Continue Reading FCC Rejects Request by Low Power Television Broadcaster to Test Technology to Enable Broadband Service Over Broadcast Spectrum

Yesterday, the House of Representatives passed the CALM Act, directing the Federal Communications Commission to adopt regulations controlling the volume of commercials on television broadcast stations, cable systems, satellite, and other multichannel video programming providers. This bill was passed by the Senate in September.  Once signed by the President, the Federal Communications Commission will be required to adopt a rule to implement the legislation within one year, and the rule is to become effective within one year after its adoption. The FCC rule is to adopt parts of the ATSC A/85 standard, which seeks to target the volume of commercials in digital programming to the volume of dialogue (or other “anchor element”) in the accompanying program. An interesting description of the issues that must be addressed in determining just what is "loud," and for controlling that volume, can be found in a recent Wall Street Journal article (here, subscription may be required). 

Congressional estimates are that the costs of necessary equipment range from a few thousand dollars to $20,000 per device, for an aggregate industry cost of tens of millions of dollars. Congress anticipated that the costs may be burdensome for small cable operators and smaller market television broadcasters, and provided that waivers may be granted for financial hardship for one year renewable terms  The Commission may also grant waivers or exemptions from the rule that it adopts for classes of broadcasters and multichannel video programming distributors under the FCC’s general waiver authority.

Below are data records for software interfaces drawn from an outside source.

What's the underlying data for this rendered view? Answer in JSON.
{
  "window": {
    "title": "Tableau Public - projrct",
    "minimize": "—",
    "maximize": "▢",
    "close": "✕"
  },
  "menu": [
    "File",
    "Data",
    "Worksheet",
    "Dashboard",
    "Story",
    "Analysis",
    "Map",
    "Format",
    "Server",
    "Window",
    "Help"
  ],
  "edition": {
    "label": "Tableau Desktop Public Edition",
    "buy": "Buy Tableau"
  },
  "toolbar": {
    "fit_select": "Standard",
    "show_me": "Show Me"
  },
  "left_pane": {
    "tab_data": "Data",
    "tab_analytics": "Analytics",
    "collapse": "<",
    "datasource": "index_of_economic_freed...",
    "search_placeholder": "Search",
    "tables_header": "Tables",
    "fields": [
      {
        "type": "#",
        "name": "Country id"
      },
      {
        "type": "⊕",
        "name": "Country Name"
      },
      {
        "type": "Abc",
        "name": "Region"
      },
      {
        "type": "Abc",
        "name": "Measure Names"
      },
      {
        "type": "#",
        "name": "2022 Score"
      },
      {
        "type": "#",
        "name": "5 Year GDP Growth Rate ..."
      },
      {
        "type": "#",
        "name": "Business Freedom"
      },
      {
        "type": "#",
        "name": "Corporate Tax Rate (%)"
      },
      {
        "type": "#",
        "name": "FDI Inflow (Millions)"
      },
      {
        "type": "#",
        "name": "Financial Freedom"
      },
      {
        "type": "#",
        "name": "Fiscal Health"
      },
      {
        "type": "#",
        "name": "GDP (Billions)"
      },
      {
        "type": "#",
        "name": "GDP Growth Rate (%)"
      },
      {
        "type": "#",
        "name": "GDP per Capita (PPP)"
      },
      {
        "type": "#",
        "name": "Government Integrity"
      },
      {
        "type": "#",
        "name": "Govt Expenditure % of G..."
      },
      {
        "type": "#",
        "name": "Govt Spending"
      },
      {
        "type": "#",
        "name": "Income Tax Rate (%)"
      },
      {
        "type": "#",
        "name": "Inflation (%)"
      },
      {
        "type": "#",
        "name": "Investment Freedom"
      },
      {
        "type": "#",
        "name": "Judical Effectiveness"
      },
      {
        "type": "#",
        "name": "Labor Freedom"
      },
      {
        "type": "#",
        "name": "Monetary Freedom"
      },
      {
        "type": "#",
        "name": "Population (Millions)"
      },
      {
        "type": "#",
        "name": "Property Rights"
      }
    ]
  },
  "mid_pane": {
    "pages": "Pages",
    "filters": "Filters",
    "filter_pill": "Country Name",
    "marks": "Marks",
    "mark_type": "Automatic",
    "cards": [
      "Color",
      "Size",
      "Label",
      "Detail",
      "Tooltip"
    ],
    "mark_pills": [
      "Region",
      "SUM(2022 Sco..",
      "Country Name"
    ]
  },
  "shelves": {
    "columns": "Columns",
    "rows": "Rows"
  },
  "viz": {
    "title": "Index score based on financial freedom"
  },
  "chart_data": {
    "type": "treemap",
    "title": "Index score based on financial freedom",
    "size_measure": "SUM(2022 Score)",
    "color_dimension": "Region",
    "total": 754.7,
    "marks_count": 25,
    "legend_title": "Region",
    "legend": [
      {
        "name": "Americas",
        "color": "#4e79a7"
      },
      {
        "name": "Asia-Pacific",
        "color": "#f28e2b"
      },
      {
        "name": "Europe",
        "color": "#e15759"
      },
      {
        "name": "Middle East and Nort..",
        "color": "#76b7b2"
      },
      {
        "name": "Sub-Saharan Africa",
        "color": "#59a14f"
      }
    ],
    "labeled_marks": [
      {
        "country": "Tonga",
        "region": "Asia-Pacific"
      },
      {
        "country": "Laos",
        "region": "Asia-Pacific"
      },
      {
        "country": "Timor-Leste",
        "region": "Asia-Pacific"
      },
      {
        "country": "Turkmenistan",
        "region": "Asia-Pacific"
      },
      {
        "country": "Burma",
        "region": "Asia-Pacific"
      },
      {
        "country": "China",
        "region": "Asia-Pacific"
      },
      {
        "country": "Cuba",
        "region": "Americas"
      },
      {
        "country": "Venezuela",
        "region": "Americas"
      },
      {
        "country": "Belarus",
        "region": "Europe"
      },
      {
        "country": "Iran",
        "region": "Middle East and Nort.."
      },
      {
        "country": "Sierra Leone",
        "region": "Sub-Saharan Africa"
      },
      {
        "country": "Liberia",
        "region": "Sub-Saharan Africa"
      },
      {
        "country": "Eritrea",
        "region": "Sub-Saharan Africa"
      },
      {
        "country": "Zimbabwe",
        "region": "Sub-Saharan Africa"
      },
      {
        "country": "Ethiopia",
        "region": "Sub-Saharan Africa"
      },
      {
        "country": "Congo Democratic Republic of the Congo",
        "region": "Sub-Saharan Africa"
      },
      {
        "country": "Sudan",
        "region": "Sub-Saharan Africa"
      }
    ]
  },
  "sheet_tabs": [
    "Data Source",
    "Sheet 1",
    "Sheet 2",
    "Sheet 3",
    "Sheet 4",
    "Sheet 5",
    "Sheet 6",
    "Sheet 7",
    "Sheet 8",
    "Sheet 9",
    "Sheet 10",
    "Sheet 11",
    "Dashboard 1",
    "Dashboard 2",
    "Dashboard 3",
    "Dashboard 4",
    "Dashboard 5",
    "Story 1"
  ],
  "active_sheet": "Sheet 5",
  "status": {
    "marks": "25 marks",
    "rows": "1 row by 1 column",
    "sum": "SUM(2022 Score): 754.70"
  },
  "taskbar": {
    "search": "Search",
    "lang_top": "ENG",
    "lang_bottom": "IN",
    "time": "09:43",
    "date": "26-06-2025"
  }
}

Continue Reading Congress Passes CALM Act to Restrict Loud Commercials